Antiarin is a cardiac glycoside, much like digoxin, oleandrin, and cerberin, which we’ve encountered a few times on this blog. Like the others, it has a steroid backbone, specifically a cardenolide, conjugated with a sugar moiety (the “glycoside” part). Like the aforementioned glycosides, antiarin also has potential medical use as a treatment for heart failure. Its use as an arrow and dart poison, however, is much more interesting, as it has a reported LD50 (the concentration needed to kill 50% of the tested population) of 0.11 mg/kg in mammals, making it more lethal than the famous curare (0.5 mg/kg) (3). The key to dart poisons is that poisoned meat must be safe to eat, and that is certainly the case with antiarin. When cooked, the glycoside on antiarin hydrolyzes (pops off), rendering the poison inactive and the meat safe to consume.
We gain energy from the foods we consume, but we are in fact, electric. The flow of charged ions throughout our body causes our muscles to contract and our hearts to beat. It is a wondrous operation, but just like a movie villain ripping cables out of an electrical panel, sending sparks flying and lights shuttering, our electric machinery can go haywire, too. The sodium-potassium pump, located throughout the body, is a transport protein that, true to its name, pumps sodium out of the cell and potassium into it. The net effect is a voltage difference between the inside and outside of the cell, what we call a membrane potential. When the potential, or charge, rises and falls along the membrane, signals are sent, much akin to electricity flowing down a wire to illuminate a lightbulb or power a motor. This is how biceps contract, hearts beat, and neurons in the brain fire – the flow of charged ions into and out of the cell. A dichotomy between a simple concept and complex biomachinery.
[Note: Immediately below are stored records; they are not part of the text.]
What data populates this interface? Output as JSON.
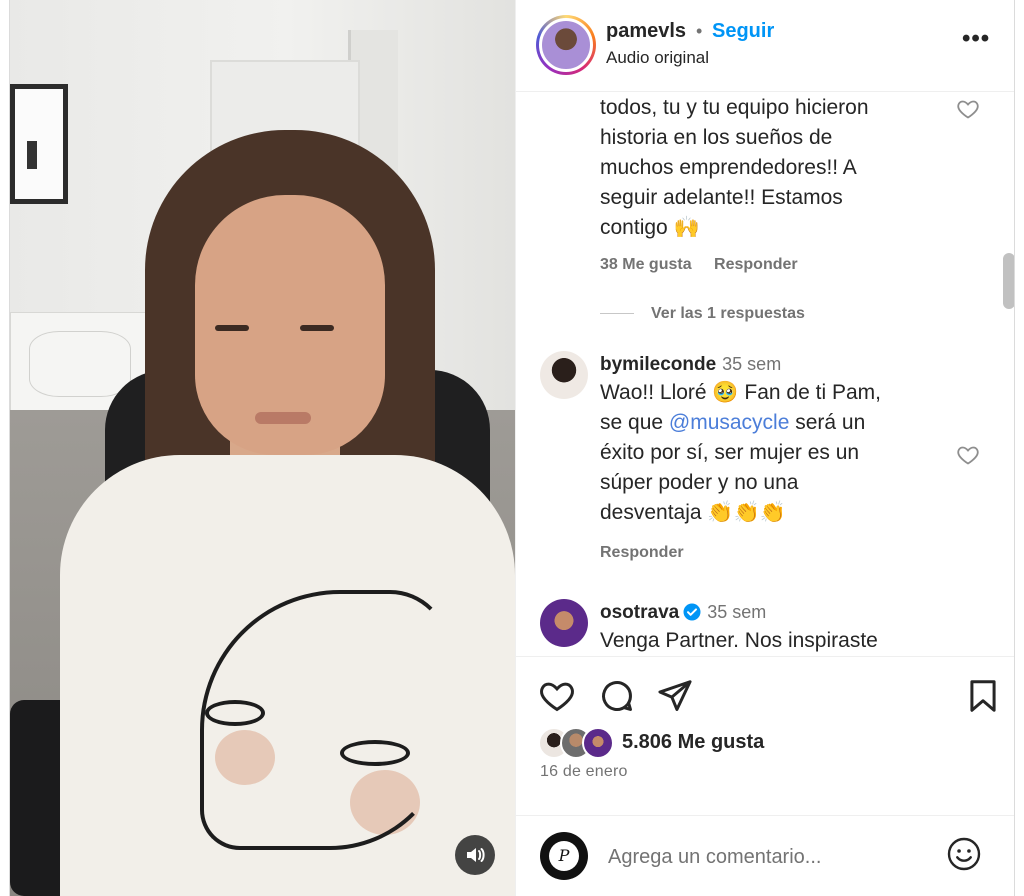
{
  "post": {
    "username": "pamevls",
    "separator": "•",
    "follow_label": "Seguir",
    "audio_label": "Audio original",
    "more_label": "•••"
  },
  "comments": [
    {
      "text_lines": [
        "todos, tu y tu equipo hicieron",
        "historia en los sueños de",
        "muchos emprendedores!! A",
        "seguir adelante!! Estamos",
        "contigo 🙌"
      ],
      "likes_label": "38 Me gusta",
      "reply_label": "Responder",
      "view_replies_label": "Ver las 1 respuestas"
    },
    {
      "username": "bymileconde",
      "time": "35 sem",
      "text_lines": [
        "Wao!! Lloré 🥹 Fan de ti Pam,",
        "se que @musacycle será un",
        "éxito por sí, ser mujer es un",
        "súper poder y no una",
        "desventaja 👏👏👏"
      ],
      "mention": "@musacycle",
      "reply_label": "Responder"
    },
    {
      "username": "osotrava",
      "time": "35 sem",
      "verified": true,
      "text_lines": [
        "Venga Partner. Nos inspiraste"
      ]
    }
  ],
  "actions": {
    "like_icon": "heart-icon",
    "comment_icon": "comment-icon",
    "share_icon": "share-icon",
    "save_icon": "bookmark-icon"
  },
  "likes_label": "5.806 Me gusta",
  "date_label": "16 de enero",
  "add_comment": {
    "placeholder": "Agrega un comentario...",
    "emoji_icon": "emoji-icon"
  },
  "colors": {
    "accent_blue": "#0095f6",
    "text_primary": "#262626",
    "text_secondary": "#737373",
    "mention": "#4c7ed9"
  }
}
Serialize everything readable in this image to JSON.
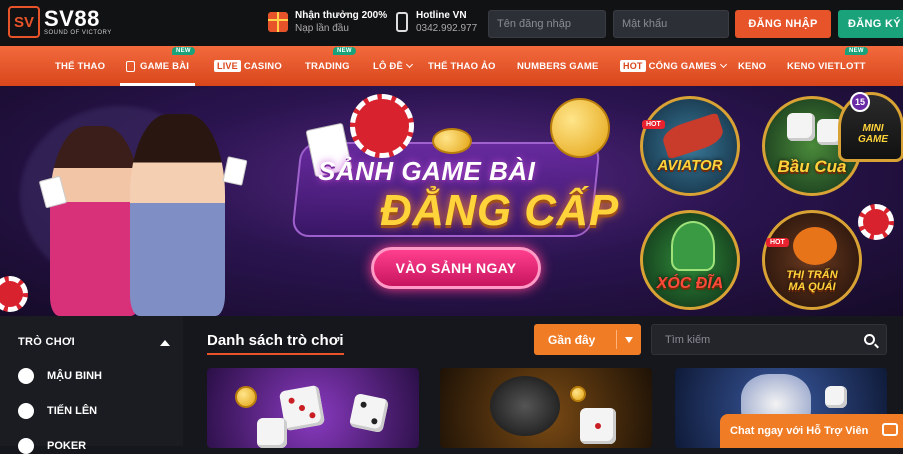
{
  "brand": {
    "name": "SV88",
    "tagline": "SOUND OF VICTORY",
    "accent": "#e8542a",
    "green": "#1aa37a"
  },
  "header": {
    "promo_title": "Nhận thưởng 200%",
    "promo_sub": "Nạp lần đầu",
    "hotline_label": "Hotline VN",
    "hotline_number": "0342.992.977",
    "username_placeholder": "Tên đăng nhập",
    "password_placeholder": "Mật khẩu",
    "login_label": "ĐĂNG NHẬP",
    "register_label": "ĐĂNG KÝ"
  },
  "nav": {
    "new_badge": "NEW",
    "hot_tag": "HOT",
    "live_tag": "LIVE",
    "items": [
      {
        "label": "THỂ THAO"
      },
      {
        "label": "GAME BÀI"
      },
      {
        "label": "CASINO"
      },
      {
        "label": "TRADING"
      },
      {
        "label": "LÔ ĐỀ"
      },
      {
        "label": "THỂ THAO ẢO"
      },
      {
        "label": "NUMBERS GAME"
      },
      {
        "label": "CỔNG GAMES"
      },
      {
        "label": "KENO"
      },
      {
        "label": "KENO VIETLOTT"
      }
    ]
  },
  "banner": {
    "title_line1": "SẢNH GAME BÀI",
    "title_line2": "ĐẲNG CẤP",
    "cta_label": "VÀO SẢNH NGAY",
    "games": [
      {
        "label": "AVIATOR",
        "badge": "HOT"
      },
      {
        "label": "Bầu Cua",
        "badge": ""
      },
      {
        "label": "MINI GAME",
        "badge": "15"
      },
      {
        "label": "XÓC ĐĨA",
        "badge": ""
      },
      {
        "label": "THỊ TRẤN MA QUÁI",
        "badge": "HOT"
      }
    ]
  },
  "sidebar": {
    "heading": "TRÒ CHƠI",
    "items": [
      {
        "label": "MẬU BINH"
      },
      {
        "label": "TIẾN LÊN"
      },
      {
        "label": "POKER"
      }
    ]
  },
  "main": {
    "list_title": "Danh sách trò chơi",
    "sort_label": "Gần đây",
    "search_placeholder": "Tìm kiếm"
  },
  "chat": {
    "label": "Chat ngay với Hỗ Trợ Viên"
  }
}
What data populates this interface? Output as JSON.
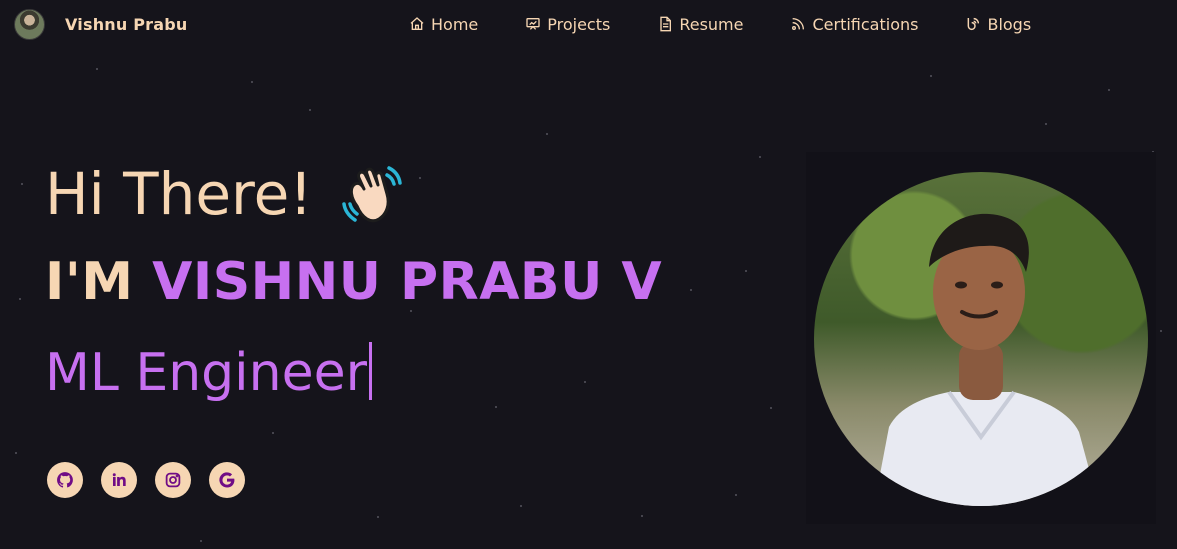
{
  "brand": {
    "name": "Vishnu Prabu"
  },
  "nav": [
    {
      "label": "Home",
      "icon": "home-icon"
    },
    {
      "label": "Projects",
      "icon": "projects-icon"
    },
    {
      "label": "Resume",
      "icon": "resume-icon"
    },
    {
      "label": "Certifications",
      "icon": "certifications-icon"
    },
    {
      "label": "Blogs",
      "icon": "blogs-icon"
    }
  ],
  "hero": {
    "greeting": "Hi There!",
    "name_prefix": "I'M",
    "name": "VISHNU PRABU V",
    "role": "ML Engineer"
  },
  "socials": [
    {
      "icon": "github-icon"
    },
    {
      "icon": "linkedin-icon"
    },
    {
      "icon": "instagram-icon"
    },
    {
      "icon": "google-icon"
    }
  ],
  "colors": {
    "background": "#15141b",
    "accent": "#c770f0",
    "text": "#f6d6b3",
    "icon_bg": "#f6d6b3",
    "icon_fg": "#700c86"
  }
}
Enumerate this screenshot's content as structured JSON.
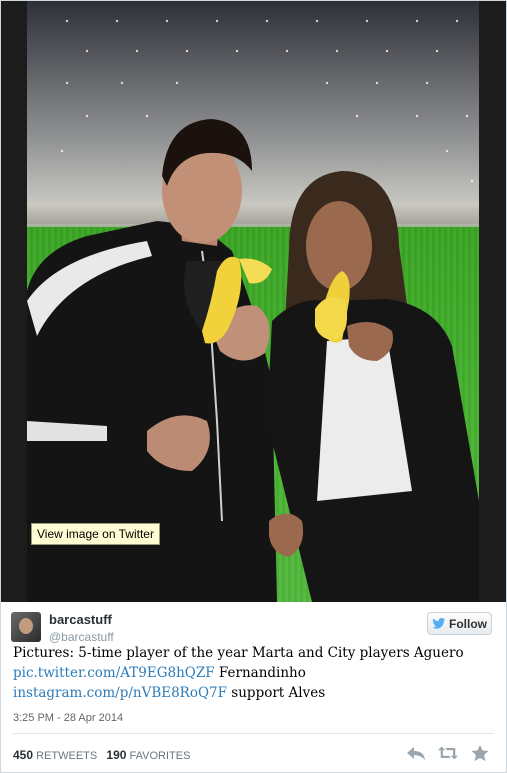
{
  "media": {
    "view_image_label": "View image on Twitter"
  },
  "tweet": {
    "author_name": "barcastuff",
    "author_handle": "@barcastuff",
    "follow_label": "Follow",
    "text_prefix": "Pictures: 5-time player of the year Marta and City players Aguero",
    "link1": "pic.twitter.com/AT9EG8hQZF",
    "text_mid": " Fernandinho",
    "link2": "instagram.com/p/nVBE8RoQ7F",
    "text_suffix": " support Alves",
    "timestamp": "3:25 PM - 28 Apr 2014",
    "retweets_count": "450",
    "retweets_label": "RETWEETS",
    "favorites_count": "190",
    "favorites_label": "FAVORITES"
  },
  "icons": {
    "follow": "twitter-bird-icon",
    "reply": "reply-icon",
    "retweet": "retweet-icon",
    "favorite": "star-icon"
  },
  "colors": {
    "link": "#2b7bb9",
    "twitter_blue": "#55acee",
    "icon_gray": "#9aa5ad"
  }
}
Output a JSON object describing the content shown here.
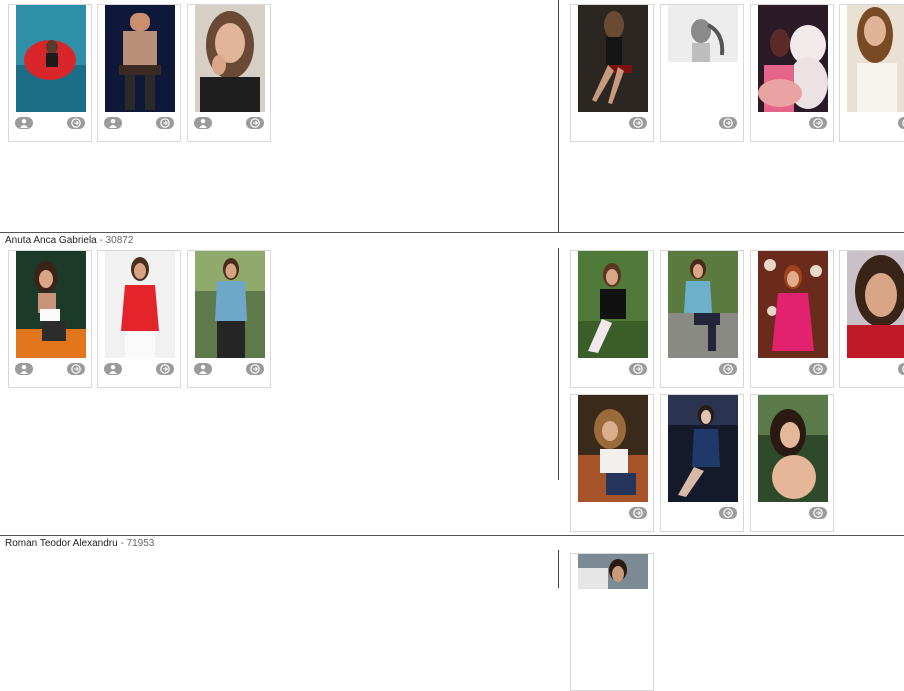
{
  "rows": [
    {
      "name": "",
      "separator": "",
      "id": ""
    },
    {
      "name": "Anuta Anca Gabriela",
      "separator": " - ",
      "id": "30872"
    },
    {
      "name": "Roman Teodor Alexandru",
      "separator": " - ",
      "id": "71953"
    }
  ],
  "icons": {
    "profile": "user-icon",
    "open": "arrow-circle-icon"
  },
  "colors": {
    "button_bg": "#9b9b9b",
    "card_border": "#d8d8d8",
    "divider": "#444444"
  }
}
Cardiac glycosides inhibit sodium-potassium pumps. In an overdose, antiarin is the movie villain. Sparks are flying and machinery is shutting down. Our heart rate slows and our muscles are weakened. Other effects come from alterations of our sympathetic nervous system – also controlled by electrical impulses – and include blurred vision and the winning trifecta of nausea, vomiting, and diarrhea. Without supportive care, and an expensive antidote called Digibind, you’ll probably die.
So while the upas tree doesn’t kill wildlife within a 10-mile radius, and the trunks aren’t surrounded by the skeletal remains of its victims, the antiarin it contains is a potent toxin with a well-established history as a dart poison. The myths and legends of such things are interesting to read about today, and no doubt would have been readily debunked had social media existed back then, but I’m glad we have them as a reminder of how far we’ve come, if not for the entertainment value. Now, Alexander Hamilton on Twitter? I’d sign up for that!
- Buel, James W. Sea and Land: an Illustrated History of the Wonderful and Curious Things of Nature Existing before and since the Deluge …: Being a Natural History of the Sea Illustrated by Stirring Adventures with Whales …: Also a Natural History of Land-Creatures Such as Lions …: to Which Is Appended a Description of the Cannibals and Wild Races of the World, Their Customs, Habits, Ferocity and Curious Ways. J.S. Robertson, 1887.
- Kopp, B., et al. “Analysis of Some Malaysian Dart Poisons.” Journal of Ethnopharmacology 36 (1992): 57-62.
- Zhou, Jiaju, Guirong Xie, and Xinjian Yan. Encyclopedia of Traditional Chinese Medicines. Berlin: Springer, 2011.
* Featured image of The Deadly Upas Tree of Wall Street by Joseph Keppler, 1882 (CC 0) *